Task input: Begin

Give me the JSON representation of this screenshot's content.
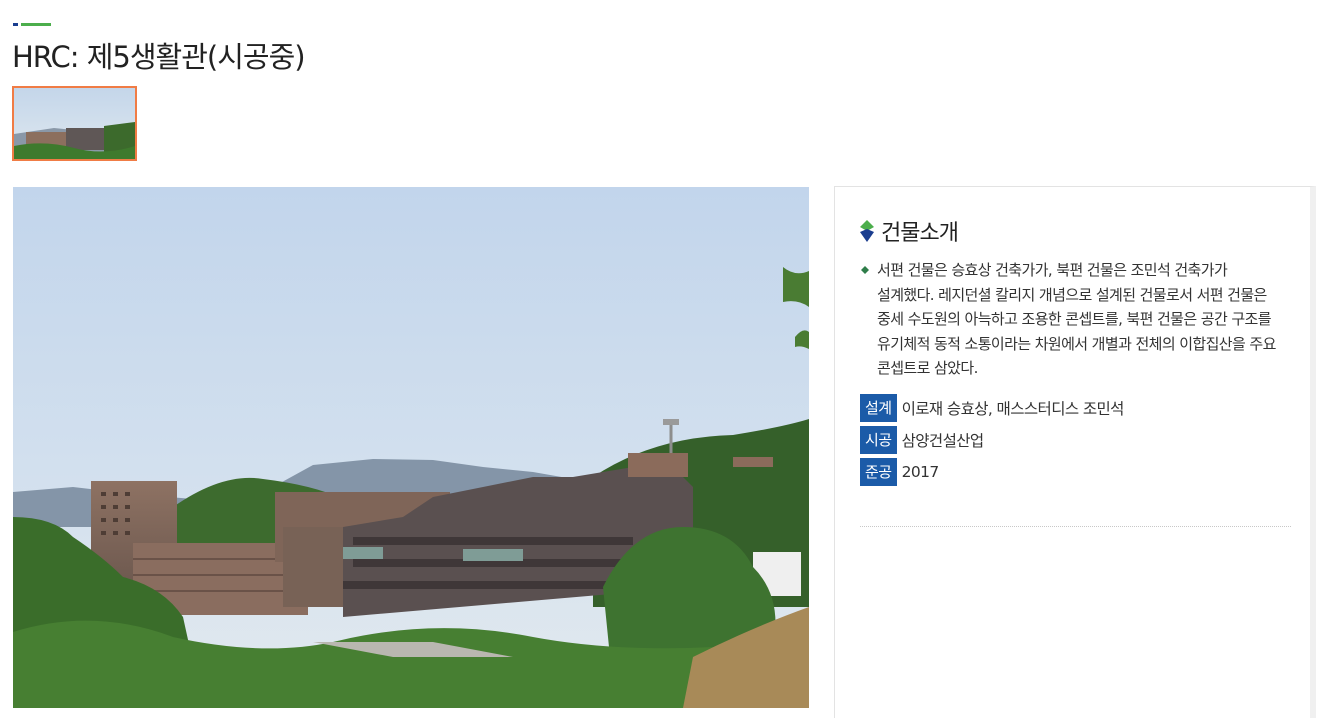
{
  "page": {
    "title": "HRC: 제5생활관(시공중)"
  },
  "gallery": {
    "thumbnail_count": 1,
    "active_index": 0,
    "active_border_color": "#f07c45"
  },
  "info": {
    "heading": "건물소개",
    "description": "서편 건물은 승효상 건축가가, 북편 건물은 조민석 건축가가 설계했다. 레지던셜 칼리지 개념으로 설계된 건물로서 서편 건물은 중세 수도원의 아늑하고 조용한 콘셉트를, 북편 건물은 공간 구조를 유기체적 동적 소통이라는 차원에서 개별과 전체의 이합집산을 주요 콘셉트로 삼았다.",
    "facts": [
      {
        "label": "설계",
        "value": "이로재 승효상, 매스스터디스 조민석"
      },
      {
        "label": "시공",
        "value": "삼양건설산업"
      },
      {
        "label": "준공",
        "value": "2017"
      }
    ]
  },
  "colors": {
    "badge": "#1b5ba8",
    "accent_green": "#4cae4c",
    "accent_blue": "#1a3d8f"
  },
  "icons": {
    "heading": "diamond-icon",
    "bullet": "bullet-diamond-icon"
  }
}
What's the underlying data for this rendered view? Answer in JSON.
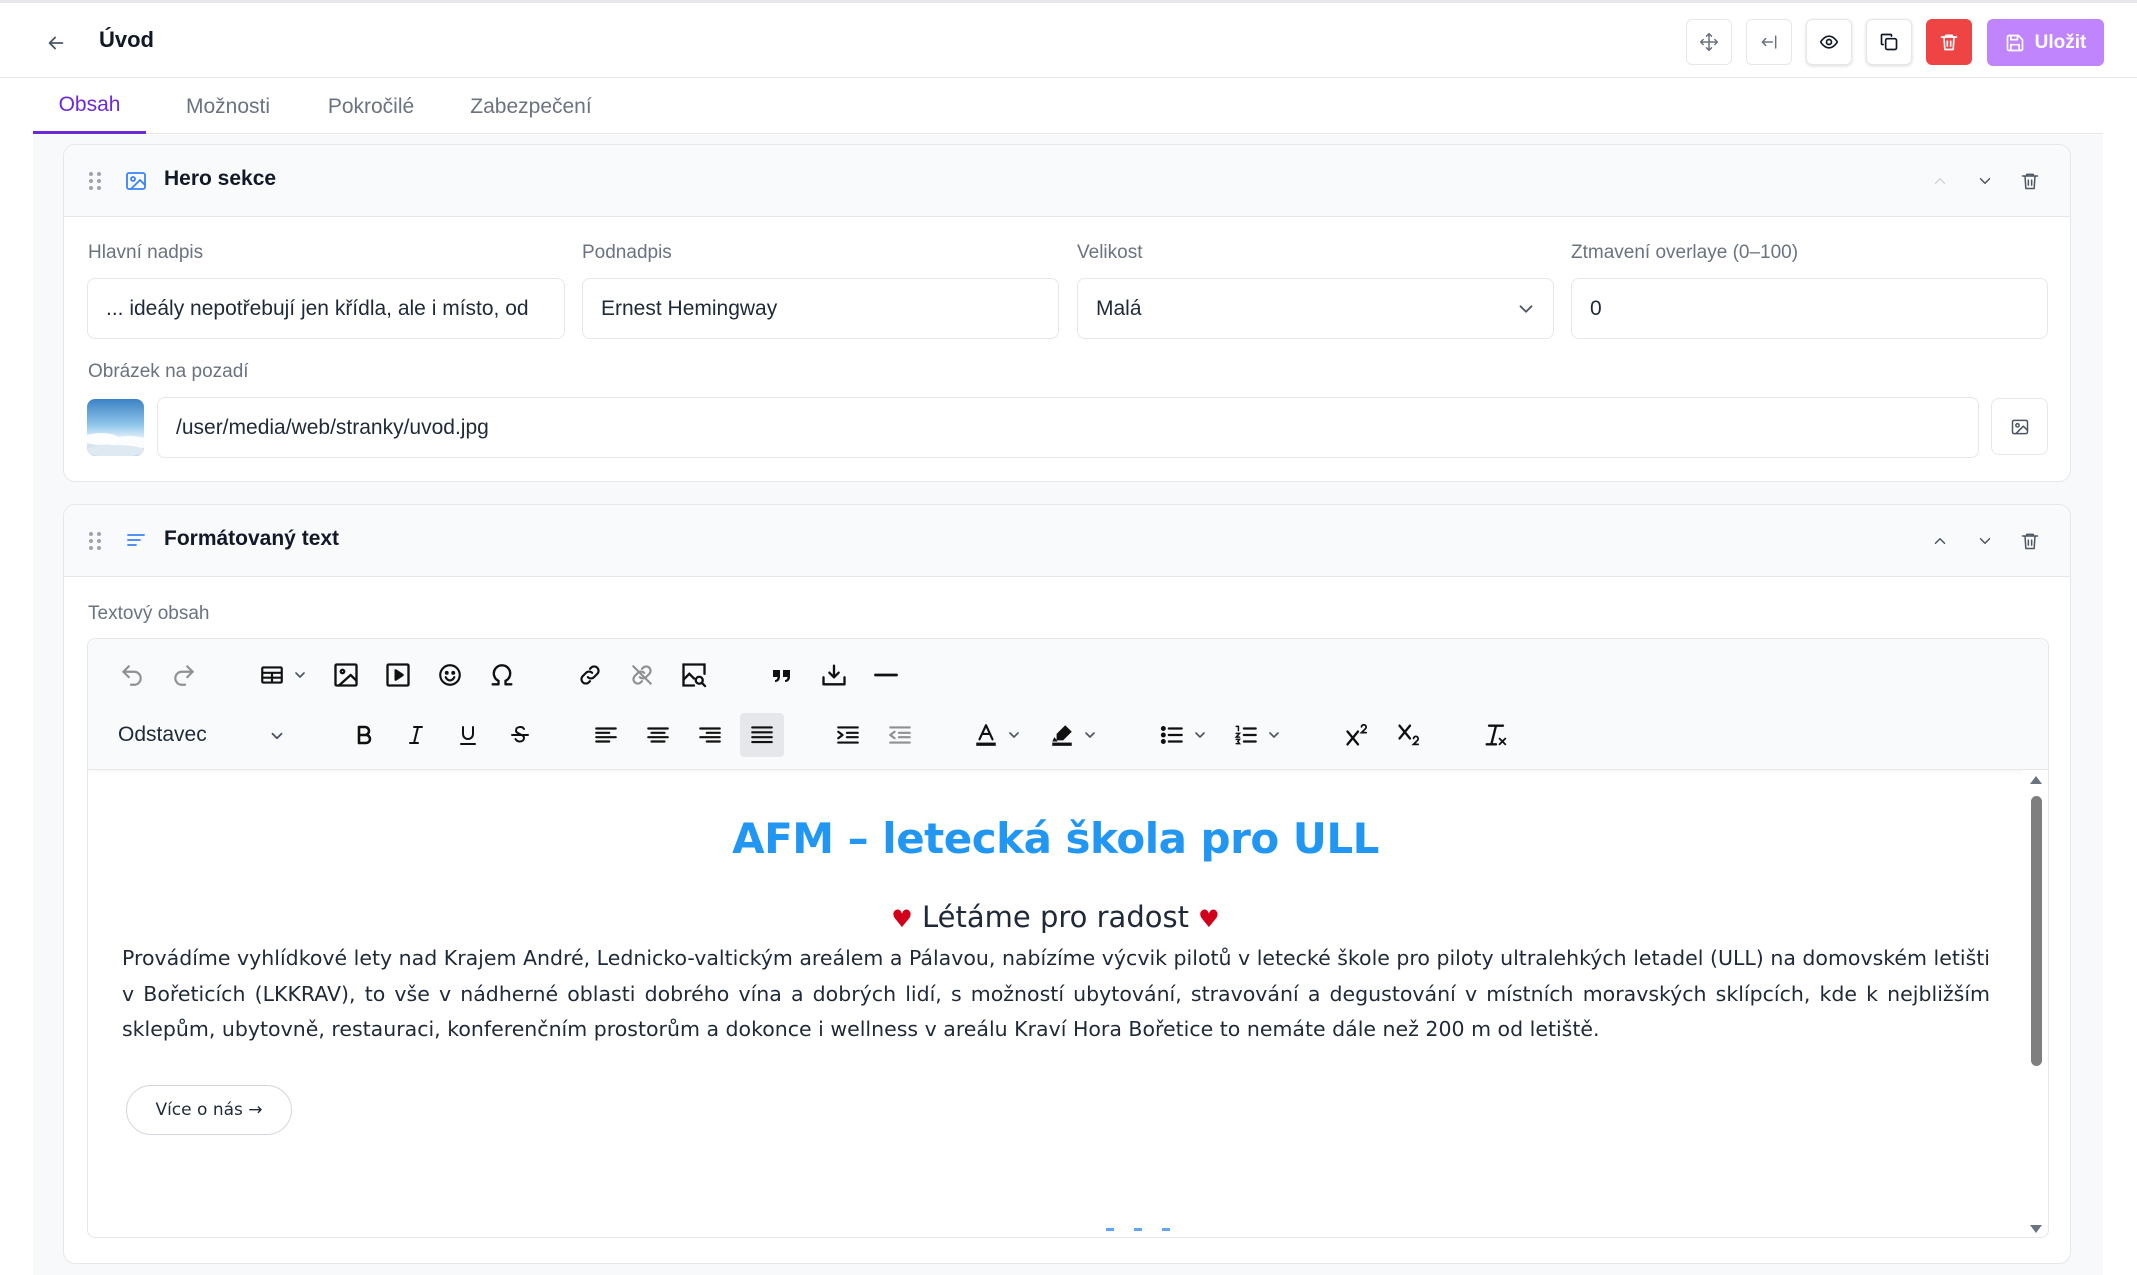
{
  "header": {
    "title": "Úvod",
    "save_label": "Uložit",
    "actions": [
      "move-icon",
      "collapse-left-icon",
      "eye-icon",
      "copy-icon",
      "trash-icon"
    ]
  },
  "tabs": [
    {
      "label": "Obsah",
      "active": true
    },
    {
      "label": "Možnosti",
      "active": false
    },
    {
      "label": "Pokročilé",
      "active": false
    },
    {
      "label": "Zabezpečení",
      "active": false
    }
  ],
  "colors": {
    "accent": "#6d28d9",
    "save": "#c084fc",
    "danger": "#ef4444",
    "heading_blue": "#2196f3",
    "heart_red": "#d0021b"
  },
  "hero": {
    "title": "Hero sekce",
    "fields": {
      "main_heading_label": "Hlavní nadpis",
      "main_heading_value": "... ideály nepotřebují jen křídla, ale i místo, od",
      "subtitle_label": "Podnadpis",
      "subtitle_value": "Ernest Hemingway",
      "size_label": "Velikost",
      "size_value": "Malá",
      "overlay_label": "Ztmavení overlaye (0–100)",
      "overlay_value": "0",
      "bg_label": "Obrázek na pozadí",
      "bg_value": "/user/media/web/stranky/uvod.jpg"
    }
  },
  "richtext": {
    "title": "Formátovaný text",
    "content_label": "Textový obsah",
    "format_select": "Odstavec",
    "doc": {
      "heading": "AFM – letecká škola pro ULL",
      "subheading": "Létáme pro radost",
      "heart": "♥",
      "paragraph": "Provádíme vyhlídkové lety nad Krajem André, Lednicko-valtickým areálem a Pálavou, nabízíme výcvik pilotů v letecké škole pro piloty ultralehkých letadel (ULL) na domovském letišti v Bořeticích (LKKRAV), to vše v nádherné oblasti dobrého vína a dobrých lidí, s možností ubytování, stravování a degustování v místních moravských sklípcích, kde k nejbližším sklepům, ubytovně, restauraci, konferenčním prostorům a dokonce i wellness v areálu Kraví Hora Bořetice to nemáte dále než 200 m od letiště.",
      "button": "Více o nás →"
    }
  }
}
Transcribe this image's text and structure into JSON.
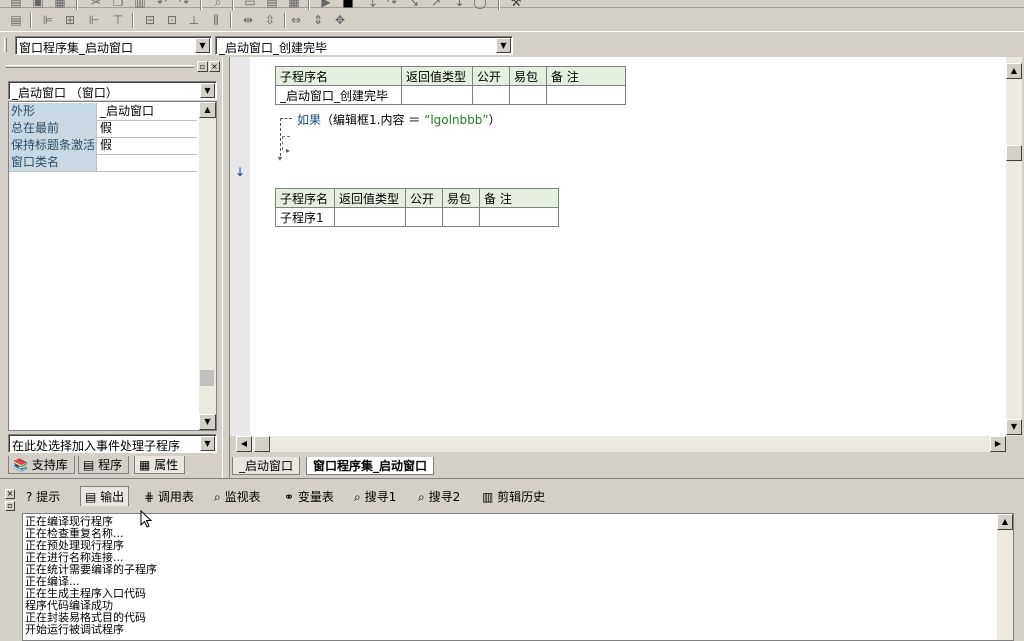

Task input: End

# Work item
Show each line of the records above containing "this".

# Your response
Give me the JSON representation of this screenshot's content.
What's the underlying data for this rendered view? Answer in JSON.
Transcribe this image's text and structure into JSON.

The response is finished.